How important is the process of affinage to the taste of a cheese?
Farming and cheesemaking are the first two bits to get right. What we try and do at The Courtyard Dairy is ‘affinage’ or cheese maturing. This basically involves keeping the cheese and maturing it (in different environments) to make sure it is sold at its peak. It helps out some farms (as they will sell their cheese young to ensure cash flow), and with others it allows us to change the very nature of the cheese to get a different flavour. It essentially boils down to me examining each individual cheese we get and determining how to make it taste its best. One of the reasons we have a great reputation is our attention to these details; we treat farm-cheese as the living product it is, rather than just something to put on a shelf. That allows us to sell each cheese at its peak.
Any advice for those looking to expand their own knowledge (and collection) of cheese?
Find a good cheesemonger and ask them what is good at the moment. Another good method is to sign up to a monthly cheese club, that way you get random and different cheeses each month and you can slowly build up your arsenal.
What would your perfect cheese board be made up of?
That’s Tough! That’s like asking a painter their favourite colours. It depends on time of year, mood and seasonality.
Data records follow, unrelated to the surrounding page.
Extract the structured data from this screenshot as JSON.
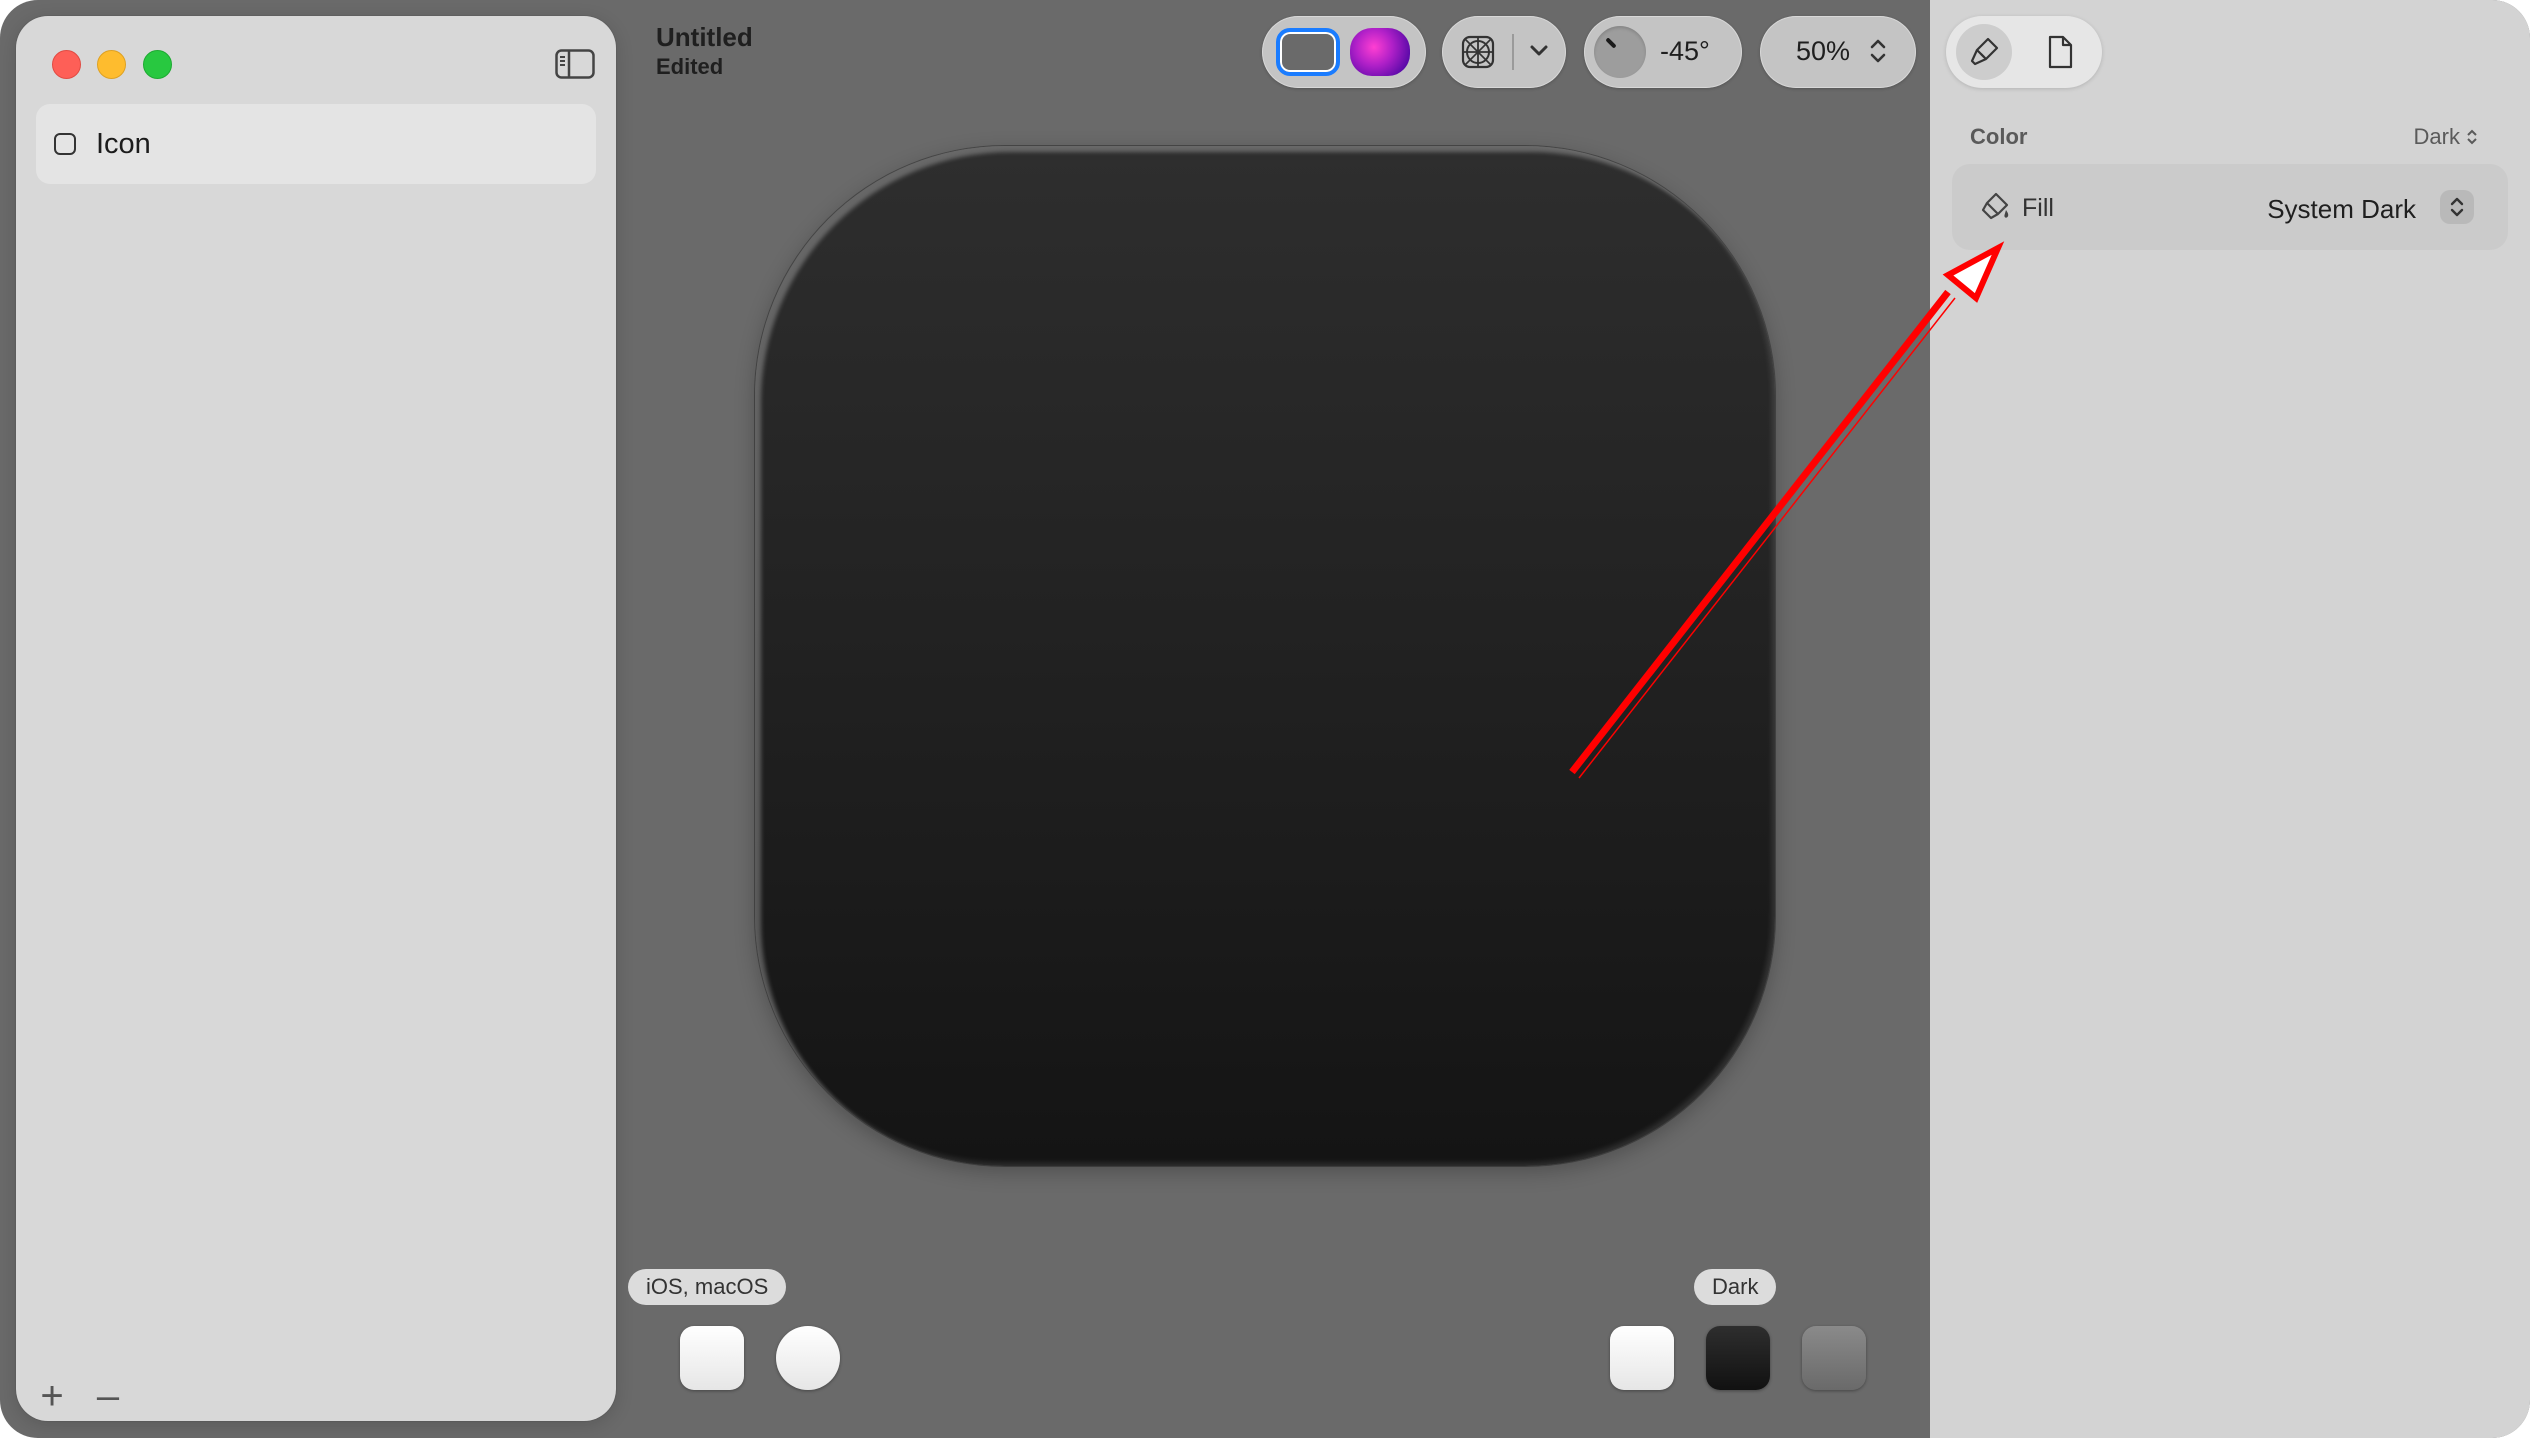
{
  "window": {
    "title": "Untitled",
    "subtitle": "Edited"
  },
  "sidebar": {
    "items": [
      {
        "label": "Icon",
        "icon": "checkbox-icon"
      }
    ],
    "add_label": "+",
    "remove_label": "–"
  },
  "toolbar": {
    "render_mode": {
      "selected": "default",
      "options": [
        "default-icon",
        "liquid-glass-icon"
      ]
    },
    "grid_icon": "grid-overlay-icon",
    "light_angle": "-45°",
    "zoom": "50%"
  },
  "canvas": {
    "platform_badge": "iOS, macOS",
    "appearance_badge": "Dark",
    "platform_shapes": [
      "rounded-square",
      "circle"
    ],
    "appearance_options": [
      "light",
      "dark",
      "tinted"
    ],
    "icon_fill_color": "#1e1e1e"
  },
  "inspector": {
    "tabs": [
      "paintbrush-icon",
      "document-icon"
    ],
    "section_label": "Color",
    "section_mode": "Dark",
    "fill": {
      "label": "Fill",
      "value": "System Dark"
    }
  },
  "annotation": {
    "type": "red-arrow",
    "points_to": "inspector-fill-row",
    "color": "#ff0000"
  }
}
But if I was to stick my head above the parapet; I love St James (a real expression of its terroir), Hafod Cheddar (soft, smooth and buttery Cheddar), Young Buck Blue (Northern Ireland’s answer to Stilton, but more moist and less-aggressive), Hebden Goat and Baron Bigod Brie.
And lastly: Eating the rind, yay or nay?
Always try (unless you’re spitting out cloth, wax or foil). The rind is often the most concentrated part of the cheese, so can be strong, particularly in older cheeses, but on younger softer cheeses it is really key to the flavour!